§ **Assigned task**
Write out every line below that contains "name".

[Excerpted records — start]

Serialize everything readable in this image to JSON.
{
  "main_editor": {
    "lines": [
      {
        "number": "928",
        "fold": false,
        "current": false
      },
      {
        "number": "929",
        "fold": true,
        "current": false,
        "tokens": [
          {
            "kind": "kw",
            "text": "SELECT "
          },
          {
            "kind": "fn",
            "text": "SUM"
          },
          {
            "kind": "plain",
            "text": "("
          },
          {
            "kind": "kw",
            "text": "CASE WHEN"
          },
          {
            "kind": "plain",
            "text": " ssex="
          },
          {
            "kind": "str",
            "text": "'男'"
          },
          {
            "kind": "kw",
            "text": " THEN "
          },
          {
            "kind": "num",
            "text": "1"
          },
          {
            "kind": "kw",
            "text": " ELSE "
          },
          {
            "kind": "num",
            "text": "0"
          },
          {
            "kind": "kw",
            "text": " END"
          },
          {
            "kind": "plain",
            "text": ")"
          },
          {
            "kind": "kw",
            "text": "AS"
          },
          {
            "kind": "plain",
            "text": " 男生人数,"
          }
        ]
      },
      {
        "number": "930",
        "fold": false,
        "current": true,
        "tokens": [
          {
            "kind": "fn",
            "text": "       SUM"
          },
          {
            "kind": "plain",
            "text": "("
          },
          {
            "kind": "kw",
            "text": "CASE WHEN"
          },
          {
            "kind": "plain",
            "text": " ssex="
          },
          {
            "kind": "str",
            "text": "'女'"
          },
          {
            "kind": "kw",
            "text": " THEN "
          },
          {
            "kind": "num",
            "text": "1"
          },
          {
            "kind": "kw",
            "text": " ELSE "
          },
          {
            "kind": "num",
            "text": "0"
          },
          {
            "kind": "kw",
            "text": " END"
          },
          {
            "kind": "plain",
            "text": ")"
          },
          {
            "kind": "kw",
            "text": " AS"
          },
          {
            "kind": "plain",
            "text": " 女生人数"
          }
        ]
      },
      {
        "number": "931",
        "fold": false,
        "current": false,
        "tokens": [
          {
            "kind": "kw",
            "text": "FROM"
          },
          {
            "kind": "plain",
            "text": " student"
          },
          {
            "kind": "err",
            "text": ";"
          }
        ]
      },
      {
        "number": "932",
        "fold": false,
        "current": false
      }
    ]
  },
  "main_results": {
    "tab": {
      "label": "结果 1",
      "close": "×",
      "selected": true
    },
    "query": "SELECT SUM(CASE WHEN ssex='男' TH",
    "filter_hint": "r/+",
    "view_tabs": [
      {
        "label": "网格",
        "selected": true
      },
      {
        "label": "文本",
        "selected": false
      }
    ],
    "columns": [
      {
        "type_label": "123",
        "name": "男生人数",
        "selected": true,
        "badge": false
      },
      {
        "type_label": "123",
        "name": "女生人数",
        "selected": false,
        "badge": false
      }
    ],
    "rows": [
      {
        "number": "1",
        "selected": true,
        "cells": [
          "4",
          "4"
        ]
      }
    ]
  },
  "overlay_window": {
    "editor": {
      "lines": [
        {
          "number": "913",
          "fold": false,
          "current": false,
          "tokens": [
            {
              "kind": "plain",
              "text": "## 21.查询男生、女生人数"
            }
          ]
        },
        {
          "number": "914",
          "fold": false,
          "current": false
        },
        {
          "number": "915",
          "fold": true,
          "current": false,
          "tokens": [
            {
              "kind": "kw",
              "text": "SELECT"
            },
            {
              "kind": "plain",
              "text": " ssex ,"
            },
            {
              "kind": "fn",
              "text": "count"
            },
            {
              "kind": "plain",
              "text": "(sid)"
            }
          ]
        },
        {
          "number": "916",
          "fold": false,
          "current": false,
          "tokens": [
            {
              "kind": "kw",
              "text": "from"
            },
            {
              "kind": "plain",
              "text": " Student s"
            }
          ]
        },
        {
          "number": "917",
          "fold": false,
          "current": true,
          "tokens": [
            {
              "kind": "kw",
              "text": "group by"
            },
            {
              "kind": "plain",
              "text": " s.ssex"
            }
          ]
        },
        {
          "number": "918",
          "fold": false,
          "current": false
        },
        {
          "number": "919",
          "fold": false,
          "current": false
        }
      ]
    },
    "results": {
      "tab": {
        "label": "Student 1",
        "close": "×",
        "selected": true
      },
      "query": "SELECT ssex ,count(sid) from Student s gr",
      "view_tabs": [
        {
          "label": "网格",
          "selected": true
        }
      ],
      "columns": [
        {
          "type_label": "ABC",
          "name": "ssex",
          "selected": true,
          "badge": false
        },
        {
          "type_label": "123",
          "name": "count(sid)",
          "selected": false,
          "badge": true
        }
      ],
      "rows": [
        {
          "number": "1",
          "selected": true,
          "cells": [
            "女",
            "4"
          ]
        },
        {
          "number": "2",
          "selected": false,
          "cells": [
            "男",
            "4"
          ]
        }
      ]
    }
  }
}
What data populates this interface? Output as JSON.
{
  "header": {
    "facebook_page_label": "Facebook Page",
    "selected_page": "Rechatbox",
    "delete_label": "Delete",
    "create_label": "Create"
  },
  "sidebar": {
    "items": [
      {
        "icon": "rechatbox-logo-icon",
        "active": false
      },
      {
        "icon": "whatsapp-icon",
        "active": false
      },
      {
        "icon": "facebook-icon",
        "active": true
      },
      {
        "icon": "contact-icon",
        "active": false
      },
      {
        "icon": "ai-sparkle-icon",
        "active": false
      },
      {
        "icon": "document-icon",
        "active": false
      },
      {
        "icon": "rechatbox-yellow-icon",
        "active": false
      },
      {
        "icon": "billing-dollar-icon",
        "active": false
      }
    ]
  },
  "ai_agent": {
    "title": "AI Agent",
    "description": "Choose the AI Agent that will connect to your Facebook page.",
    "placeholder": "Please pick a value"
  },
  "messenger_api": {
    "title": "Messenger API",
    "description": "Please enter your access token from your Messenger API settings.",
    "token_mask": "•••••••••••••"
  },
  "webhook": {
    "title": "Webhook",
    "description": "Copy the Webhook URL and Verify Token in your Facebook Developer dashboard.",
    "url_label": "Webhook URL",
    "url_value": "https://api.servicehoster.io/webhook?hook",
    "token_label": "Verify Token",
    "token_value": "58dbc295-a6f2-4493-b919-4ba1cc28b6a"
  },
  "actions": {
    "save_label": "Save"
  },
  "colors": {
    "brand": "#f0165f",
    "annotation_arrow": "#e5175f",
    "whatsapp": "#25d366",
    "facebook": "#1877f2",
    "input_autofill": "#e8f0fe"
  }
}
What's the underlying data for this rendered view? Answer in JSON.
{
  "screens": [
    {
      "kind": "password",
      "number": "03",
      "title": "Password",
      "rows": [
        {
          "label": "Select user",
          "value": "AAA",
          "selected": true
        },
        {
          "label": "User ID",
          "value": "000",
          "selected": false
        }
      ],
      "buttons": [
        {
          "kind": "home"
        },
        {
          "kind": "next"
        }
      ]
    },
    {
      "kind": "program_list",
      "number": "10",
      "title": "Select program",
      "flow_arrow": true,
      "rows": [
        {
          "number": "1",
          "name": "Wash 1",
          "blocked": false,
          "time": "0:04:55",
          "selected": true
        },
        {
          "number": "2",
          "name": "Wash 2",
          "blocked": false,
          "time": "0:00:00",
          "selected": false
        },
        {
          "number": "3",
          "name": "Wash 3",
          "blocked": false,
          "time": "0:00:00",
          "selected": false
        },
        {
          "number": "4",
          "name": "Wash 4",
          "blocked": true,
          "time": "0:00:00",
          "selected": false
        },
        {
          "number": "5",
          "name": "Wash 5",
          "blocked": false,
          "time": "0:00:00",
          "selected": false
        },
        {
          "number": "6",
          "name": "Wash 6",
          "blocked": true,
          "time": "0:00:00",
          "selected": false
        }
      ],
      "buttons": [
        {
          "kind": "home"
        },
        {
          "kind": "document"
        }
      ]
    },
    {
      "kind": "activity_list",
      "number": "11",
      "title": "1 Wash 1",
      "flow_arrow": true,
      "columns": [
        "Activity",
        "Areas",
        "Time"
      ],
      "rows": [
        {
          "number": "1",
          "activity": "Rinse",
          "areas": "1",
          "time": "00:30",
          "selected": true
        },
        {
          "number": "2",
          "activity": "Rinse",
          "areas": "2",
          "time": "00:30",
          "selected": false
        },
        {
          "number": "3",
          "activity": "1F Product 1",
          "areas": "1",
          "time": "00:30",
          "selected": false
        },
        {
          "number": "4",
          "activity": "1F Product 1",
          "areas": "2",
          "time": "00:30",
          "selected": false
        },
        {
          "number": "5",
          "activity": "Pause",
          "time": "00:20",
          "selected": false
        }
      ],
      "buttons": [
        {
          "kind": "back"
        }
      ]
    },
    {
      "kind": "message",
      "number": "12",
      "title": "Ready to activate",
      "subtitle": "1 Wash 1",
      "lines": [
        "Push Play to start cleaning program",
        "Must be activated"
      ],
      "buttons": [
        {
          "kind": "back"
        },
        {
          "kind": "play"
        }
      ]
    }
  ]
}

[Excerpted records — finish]

§ **Your solution**
        "name": "男生人数",
        "name": "女生人数",
          "name": "ssex",
          "name": "count(sid)",
          "name": "Wash 1",
          "name": "Wash 2",
          "name": "Wash 3",
          "name": "Wash 4",
          "name": "Wash 5",
          "name": "Wash 6",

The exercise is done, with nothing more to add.